Manufacturing has been looming on the edge of an ominous skills gap for some time. Despite a lot of conversation, we still haven’t solved it. At the same time, we are taking steps in the right direction. The Manufacturing Institute launched its STEP (Science, Technology, Engineering, and Production) Ahead initiative. As part of the program, the group has recognized women each year for excellence in manufacturing for the past five years. This year, 18 of these 130 leaders were leading the charge on the high-technology manufacturing front.
Currently, about 47% percent of the total labor force is female in 2016, compared to only 29% of workers in manufacturing, a Women in Manufacturing report found. The survey, which polled over 600 women in manufacturing, was conducted jointly by Deloitte, the Manufacturing Institute, and APICs. “Given that women are underrepresented in manufacturing, and the argument to increase the industry’s fair share of female talent is persuasive, one thing is certain: Manufacturing companies likely need a different approach to recruiting, retaining, and advancing women in the workplace,” the report said.

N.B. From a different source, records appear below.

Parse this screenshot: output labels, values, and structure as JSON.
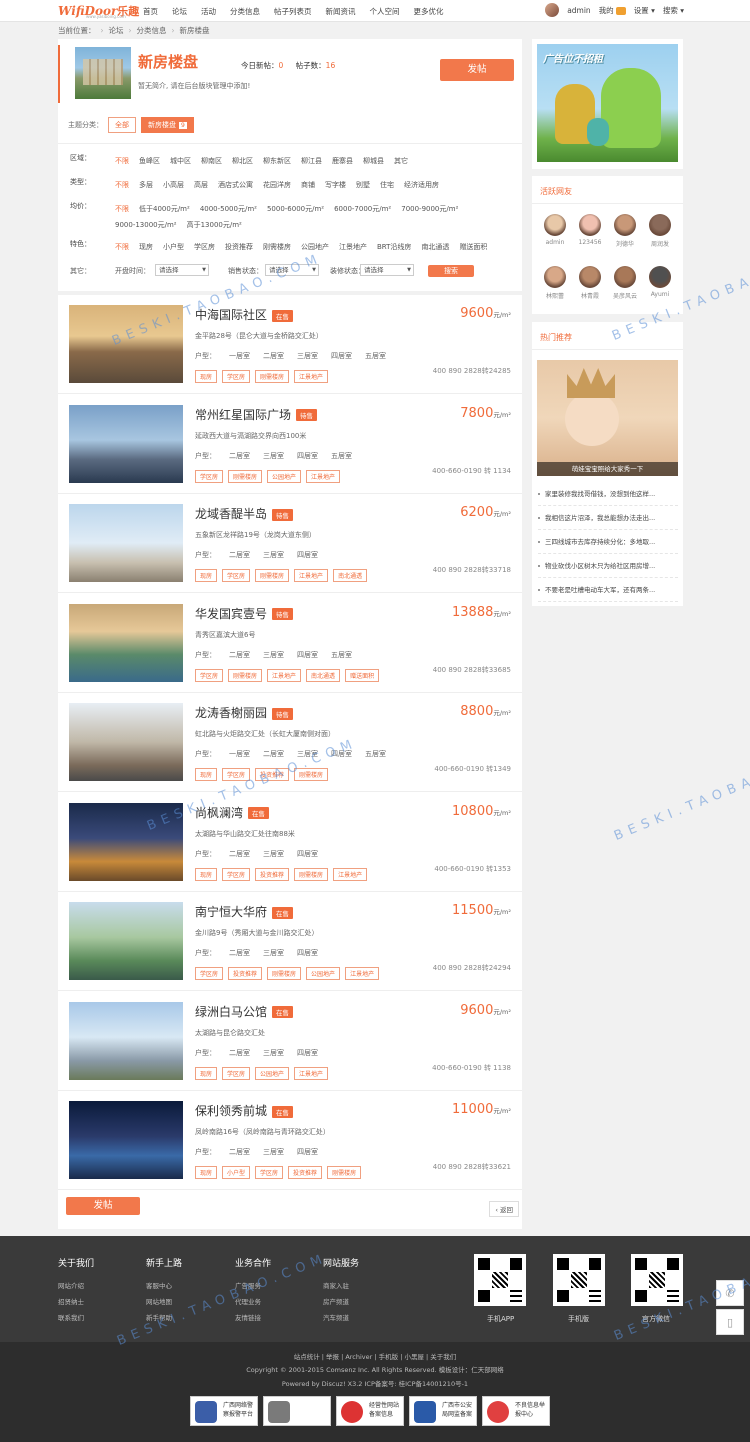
{
  "header": {
    "logo_en": "WifiDoor",
    "logo_cn": "乐趣",
    "logo_sub": "www.yasiboing.com",
    "nav": [
      "首页",
      "论坛",
      "活动",
      "分类信息",
      "帖子列表页",
      "新闻资讯",
      "个人空间",
      "更多优化"
    ],
    "username": "admin",
    "my": "我的",
    "settings": "设置",
    "search": "搜索"
  },
  "breadcrumb": [
    "当前位置：",
    "论坛",
    "分类信息",
    "新房楼盘"
  ],
  "forum": {
    "title": "新房楼盘",
    "today_label": "今日新帖：",
    "today_value": "0",
    "posts_label": "帖子数：",
    "posts_value": "16",
    "desc": "暂无简介, 请在后台版块管理中添加!",
    "post_button": "发帖",
    "category_label": "主题分类：",
    "category_all": "全部",
    "category_current": "新房楼盘",
    "category_count": "9"
  },
  "filters": [
    {
      "label": "区域：",
      "options": [
        "不限",
        "鱼峰区",
        "城中区",
        "柳南区",
        "柳北区",
        "柳东新区",
        "柳江县",
        "鹿寨县",
        "柳城县",
        "其它"
      ]
    },
    {
      "label": "类型：",
      "options": [
        "不限",
        "多层",
        "小高层",
        "高层",
        "酒店式公寓",
        "花园洋房",
        "商铺",
        "写字楼",
        "别墅",
        "住宅",
        "经济适用房"
      ]
    },
    {
      "label": "均价：",
      "options": [
        "不限",
        "低于4000元/m²",
        "4000-5000元/m²",
        "5000-6000元/m²",
        "6000-7000元/m²",
        "7000-9000元/m²",
        "9000-13000元/m²",
        "高于13000元/m²"
      ]
    },
    {
      "label": "特色：",
      "options": [
        "不限",
        "现房",
        "小户型",
        "学区房",
        "投资推荐",
        "刚需楼房",
        "公园地产",
        "江景地产",
        "BRT沿线房",
        "南北通透",
        "赠送面积"
      ]
    }
  ],
  "other_filter": {
    "label": "其它：",
    "open_time_label": "开盘时间：",
    "sale_label": "销售状态：",
    "decor_label": "装修状态：",
    "placeholder": "请选择",
    "search_button": "搜索"
  },
  "colors": {
    "accent": "#f06b3a",
    "on_sale": "#f06b3a",
    "pending": "#f06b3a"
  },
  "listings": [
    {
      "title": "中海国际社区",
      "status": "在售",
      "address": "金平路28号（昆仑大道与金桥路交汇处）",
      "rooms": [
        "户型：",
        "一居室",
        "二居室",
        "三居室",
        "四居室",
        "五居室"
      ],
      "tags": [
        "现房",
        "学区房",
        "刚需楼房",
        "江景地产"
      ],
      "price": "9600",
      "unit": "元/m²",
      "phone": "400 890 2828转24285"
    },
    {
      "title": "常州红星国际广场",
      "status": "待售",
      "address": "延政西大道与滆湖路交界向西100米",
      "rooms": [
        "户型：",
        "二居室",
        "三居室",
        "四居室",
        "五居室"
      ],
      "tags": [
        "学区房",
        "刚需楼房",
        "公园地产",
        "江景地产"
      ],
      "price": "7800",
      "unit": "元/m²",
      "phone": "400-660-0190 转 1134"
    },
    {
      "title": "龙域香醍半岛",
      "status": "待售",
      "address": "五象新区龙祥路19号（龙岗大道东侧）",
      "rooms": [
        "户型：",
        "二居室",
        "三居室",
        "四居室"
      ],
      "tags": [
        "现房",
        "学区房",
        "刚需楼房",
        "江景地产",
        "南北通透"
      ],
      "price": "6200",
      "unit": "元/m²",
      "phone": "400 890 2828转33718"
    },
    {
      "title": "华发国宾壹号",
      "status": "待售",
      "address": "青秀区嘉滨大道6号",
      "rooms": [
        "户型：",
        "二居室",
        "三居室",
        "四居室",
        "五居室"
      ],
      "tags": [
        "学区房",
        "刚需楼房",
        "江景地产",
        "南北通透",
        "赠送面积"
      ],
      "price": "13888",
      "unit": "元/m²",
      "phone": "400 890 2828转33685"
    },
    {
      "title": "龙涛香榭丽园",
      "status": "待售",
      "address": "虹北路与火炬路交汇处（长虹大厦南侧对面）",
      "rooms": [
        "户型：",
        "一居室",
        "二居室",
        "三居室",
        "四居室",
        "五居室"
      ],
      "tags": [
        "现房",
        "学区房",
        "投资推荐",
        "刚需楼房"
      ],
      "price": "8800",
      "unit": "元/m²",
      "phone": "400-660-0190 转1349"
    },
    {
      "title": "尚枫澜湾",
      "status": "在售",
      "address": "太湖路与华山路交汇处往南88米",
      "rooms": [
        "户型：",
        "二居室",
        "三居室",
        "四居室"
      ],
      "tags": [
        "现房",
        "学区房",
        "投资推荐",
        "刚需楼房",
        "江景地产"
      ],
      "price": "10800",
      "unit": "元/m²",
      "phone": "400-660-0190 转1353"
    },
    {
      "title": "南宁恒大华府",
      "status": "在售",
      "address": "金川路9号（秀厢大道与金川路交汇处）",
      "rooms": [
        "户型：",
        "二居室",
        "三居室",
        "四居室"
      ],
      "tags": [
        "学区房",
        "投资推荐",
        "刚需楼房",
        "公园地产",
        "江景地产"
      ],
      "price": "11500",
      "unit": "元/m²",
      "phone": "400 890 2828转24294"
    },
    {
      "title": "绿洲白马公馆",
      "status": "在售",
      "address": "太湖路与昆仑路交汇处",
      "rooms": [
        "户型：",
        "二居室",
        "三居室",
        "四居室"
      ],
      "tags": [
        "现房",
        "学区房",
        "公园地产",
        "江景地产"
      ],
      "price": "9600",
      "unit": "元/m²",
      "phone": "400-660-0190 转 1138"
    },
    {
      "title": "保利领秀前城",
      "status": "在售",
      "address": "凤岭南路16号（凤岭南路与青环路交汇处）",
      "rooms": [
        "户型：",
        "二居室",
        "三居室",
        "四居室"
      ],
      "tags": [
        "现房",
        "小户型",
        "学区房",
        "投资推荐",
        "刚需楼房"
      ],
      "price": "11000",
      "unit": "元/m²",
      "phone": "400 890 2828转33621"
    }
  ],
  "list_footer": {
    "post_button": "发帖",
    "back": "返回"
  },
  "sidebar": {
    "ad_text": "广告位不招租",
    "friends_title": "活跃网友",
    "friends": [
      "admin",
      "123456",
      "刘德华",
      "周润发",
      "林熙蕾",
      "林青霞",
      "吴彦风云",
      "Ayumi"
    ],
    "hot_title": "热门推荐",
    "hot_caption": "萌娃宝宝照给大家秀一下",
    "hot_list": [
      "家里装修我找哥借钱，没想到他这样...",
      "我相信这片沼泽，我总能想办法走出...",
      "三四线城市去库存持续分化：多地取...",
      "物业砍伐小区树木只为给社区用房增...",
      "不要老是吐槽电动车大军，还有两条..."
    ]
  },
  "footer": {
    "cols": [
      {
        "title": "关于我们",
        "links": [
          "网站介绍",
          "招贤纳士",
          "联系我们"
        ]
      },
      {
        "title": "新手上路",
        "links": [
          "客服中心",
          "网站地图",
          "新手帮助"
        ]
      },
      {
        "title": "业务合作",
        "links": [
          "广告服务",
          "代理业务",
          "友情链接"
        ]
      },
      {
        "title": "网站服务",
        "links": [
          "商家入驻",
          "房产频道",
          "汽车频道"
        ]
      }
    ],
    "qr_labels": [
      "手机APP",
      "手机版",
      "官方微信"
    ],
    "links_line": "站点统计 | 举报 | Archiver | 手机版 | 小黑屋 | 关于我们",
    "copyright": "Copyright © 2001-2015 Comsenz Inc. All Rights Reserved.   模板设计：仁天部网络",
    "powered": "Powered by Discuz! X3.2  ICP备案号: 桂ICP备14001210号-1",
    "certs": [
      "广西网络警察报警平台",
      "",
      "经营性网站备案信息",
      "广西市公安局网监备案",
      "不良信息举报中心"
    ]
  },
  "watermark": "BESKI.TAOBAO.COM"
}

Given that reality, pointing to success stories is critically important. Raising these women up as mentors and examples may encourage organizations to proactively close the gender gap in manufacturing. “These women are making huge strides in this industry and are demonstrating what modern manufacturing careers are all about–rewarding and fulfilling careers with limitless opportunity for growth,” said Jay Timmons, president and CEO of the National Association of Manufacturers said in a written statement. “This year’s STEP Ahead class brings together inspiring leaders to help us promote diverse workforces and recruit the next generation of manufacturing leaders to develop the future of this industry,” he added.

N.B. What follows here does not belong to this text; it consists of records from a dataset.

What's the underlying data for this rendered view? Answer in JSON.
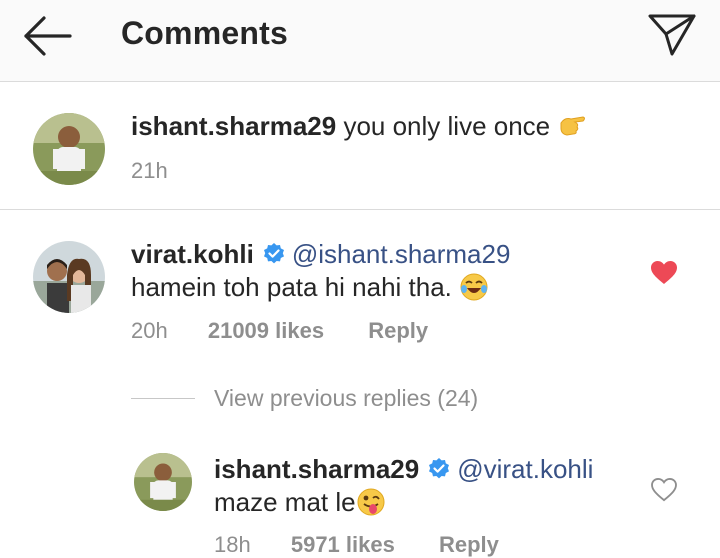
{
  "header": {
    "title": "Comments"
  },
  "comments": [
    {
      "username": "ishant.sharma29",
      "text": "you only live once",
      "time": "21h"
    },
    {
      "username": "virat.kohli",
      "mention": "@ishant.sharma29",
      "text": "hamein toh pata hi nahi tha.",
      "time": "20h",
      "likes": "21009 likes",
      "reply_label": "Reply",
      "liked": true
    }
  ],
  "view_replies": "View previous replies (24)",
  "reply": {
    "username": "ishant.sharma29",
    "mention": "@virat.kohli",
    "text": "maze mat le",
    "time": "18h",
    "likes": "5971 likes",
    "reply_label": "Reply",
    "liked": false
  },
  "colors": {
    "header_bg": "#fafafa",
    "text": "#262626",
    "muted": "#8e8e8e",
    "mention": "#385185",
    "liked_heart": "#ed4956",
    "verified": "#3897f0"
  },
  "icons": {
    "back": "arrow-left-icon",
    "send": "paper-plane-icon",
    "verified": "verified-badge-icon",
    "like": "heart-icon"
  }
}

The STEP Ahead Awards identified women who have demonstrated excellence and leadership. The honorees represent all levels of the manufacturing industry, from the factory-floor to the executive level. The list includes supply chain managers, engineers, marketing managers, chief technology officers, vice presidents, scientists, and more. Click on the image below to start a slideshow of the honorees (in alphabetical order) who represent the high-technology manufacturing sector.
What is your company doing to close the manufacturing talent gap? Let us know what’s worked in the comments section below.
— Hailey Lynne McKeefry, Editor in Chief, EBN